Lane attended Wilberforce University, an HBCU in Wilberforce, Ohio. Afterward, he enlisted in the racially-segregated United States Army Air Force and was assigned to the Tuskegee Army Flight School at the Tuskegee Army Air Base near the campus of Tuskegee Institute (now Tuskegee University). Lane completed his training in class 44-D-SE on April 15, 1944, and was commissioned as a Second Lieutenant. Lane had further training with BT-13, AT-6, and P-40 aircraft bombers but began serving as a fighter pilot in the 100th Fighter Squadron, 332nd Fighter Group, 15th Air Force, also called the “Red Tail Angels.”

Later in 1944 Lane was assigned to the 99th Fighter Squadron that flew heavy bomber escort missions over Nazi-occupied Europe. Rising in rank to First Lieutenant, he and fellow pilots Charles Brantley and Roscoe Brown were part of the 99th which deployed to North Africa and then Italy.

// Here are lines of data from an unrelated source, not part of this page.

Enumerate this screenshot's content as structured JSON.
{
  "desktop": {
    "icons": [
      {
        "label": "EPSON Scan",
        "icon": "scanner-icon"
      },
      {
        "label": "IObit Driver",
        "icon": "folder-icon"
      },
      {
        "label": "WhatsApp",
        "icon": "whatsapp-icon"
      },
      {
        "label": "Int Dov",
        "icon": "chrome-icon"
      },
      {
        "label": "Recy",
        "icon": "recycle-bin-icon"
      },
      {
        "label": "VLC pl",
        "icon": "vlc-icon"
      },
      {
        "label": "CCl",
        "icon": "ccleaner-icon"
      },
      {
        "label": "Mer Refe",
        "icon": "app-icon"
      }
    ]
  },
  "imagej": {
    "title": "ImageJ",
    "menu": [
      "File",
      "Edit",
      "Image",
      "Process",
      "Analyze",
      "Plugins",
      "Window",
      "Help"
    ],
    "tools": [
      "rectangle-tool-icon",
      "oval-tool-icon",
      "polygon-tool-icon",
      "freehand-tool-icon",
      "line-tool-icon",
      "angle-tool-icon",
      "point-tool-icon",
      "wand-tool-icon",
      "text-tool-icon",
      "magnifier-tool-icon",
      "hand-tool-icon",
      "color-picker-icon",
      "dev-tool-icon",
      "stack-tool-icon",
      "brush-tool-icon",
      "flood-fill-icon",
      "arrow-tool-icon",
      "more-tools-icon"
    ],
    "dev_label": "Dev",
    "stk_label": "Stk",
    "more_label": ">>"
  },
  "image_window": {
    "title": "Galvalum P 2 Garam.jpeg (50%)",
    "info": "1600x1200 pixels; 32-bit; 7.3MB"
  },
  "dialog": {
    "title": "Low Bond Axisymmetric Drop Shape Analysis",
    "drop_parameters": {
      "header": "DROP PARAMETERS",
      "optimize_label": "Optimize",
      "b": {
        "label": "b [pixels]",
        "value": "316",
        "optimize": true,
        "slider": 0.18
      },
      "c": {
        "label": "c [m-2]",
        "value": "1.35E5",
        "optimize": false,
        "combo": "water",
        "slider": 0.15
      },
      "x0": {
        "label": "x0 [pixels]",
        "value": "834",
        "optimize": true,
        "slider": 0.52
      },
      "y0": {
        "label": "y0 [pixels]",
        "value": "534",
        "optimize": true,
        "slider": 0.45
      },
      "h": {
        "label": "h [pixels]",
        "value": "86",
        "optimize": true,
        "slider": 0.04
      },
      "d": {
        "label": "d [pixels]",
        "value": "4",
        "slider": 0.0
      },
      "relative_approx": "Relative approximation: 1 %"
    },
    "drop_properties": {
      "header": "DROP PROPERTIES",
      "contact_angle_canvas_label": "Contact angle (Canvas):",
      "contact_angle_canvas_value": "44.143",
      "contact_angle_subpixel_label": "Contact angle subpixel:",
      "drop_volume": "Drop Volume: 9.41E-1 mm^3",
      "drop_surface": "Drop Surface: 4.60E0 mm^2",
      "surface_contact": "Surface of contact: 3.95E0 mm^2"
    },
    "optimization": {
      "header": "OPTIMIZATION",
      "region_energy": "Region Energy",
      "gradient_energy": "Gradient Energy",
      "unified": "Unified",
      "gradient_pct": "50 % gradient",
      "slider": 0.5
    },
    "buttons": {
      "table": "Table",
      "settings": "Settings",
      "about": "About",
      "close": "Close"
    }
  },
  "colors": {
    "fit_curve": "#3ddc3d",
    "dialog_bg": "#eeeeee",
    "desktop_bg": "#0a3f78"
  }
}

On March 24, 1945, Lane and pilots Brantley and Brown, flying P-51 Mustangs, shot down three German Messerschmitt Me 262 jets, some of the most advanced light bomber jets in the German Luftwaffe, in an air fight over Berlin, Germany. The downing of the jets came during the most extended escort mission ever flown by the squadron, a 1600-mile round trip from a base in Italy to the Daimler-Benz tank works in Berlin. Mercedes-Benz built tanks and numerous other vehicles for Nazi Germany’s war effort.

During an intense aerial dogfight on April 12, 1945, eight P-51 Mustang pilots with the 332nd, shot down German aircraft. Lane, one of the eight pilots, scored a solo victory in his P-51 against another Me 262 jet. First Lieutenant Lane received numerous awards for his World War II military service including a Distinguished Flying Cross, a Legion of Merit, 744 Air Medals, a Purple Heart, a Bronze Star, and a Red Star of Yugoslavia.

Over the course of World War II, the 332nd Fighter Group, led by Colonel Benjamin O. Davis, commander of the Tuskegee Airmen, flew 15,533 combat sorties on 1,578 missions, and shot down 112 enemy aircraft in flight, earning it a Distinguished Unit Citation.

After the war ended, Earl Lane continued his studies at Adelbert College (now Case Western Reserve University) in Cleveland, Ohio, and earned a Bachelor of Law from John Marshall Law School in Chicago, Illinois. In 1948, Lane married Dorothy Chaffin, and they parented a daughter, Leslie Karen Lane Epps.

First Lieutenant Earl Roscoe Lane, one of the most noted African American aviators among the Tuskegee Airmen, died on June 27, 1990, in Cleveland, Ohio. He was 69.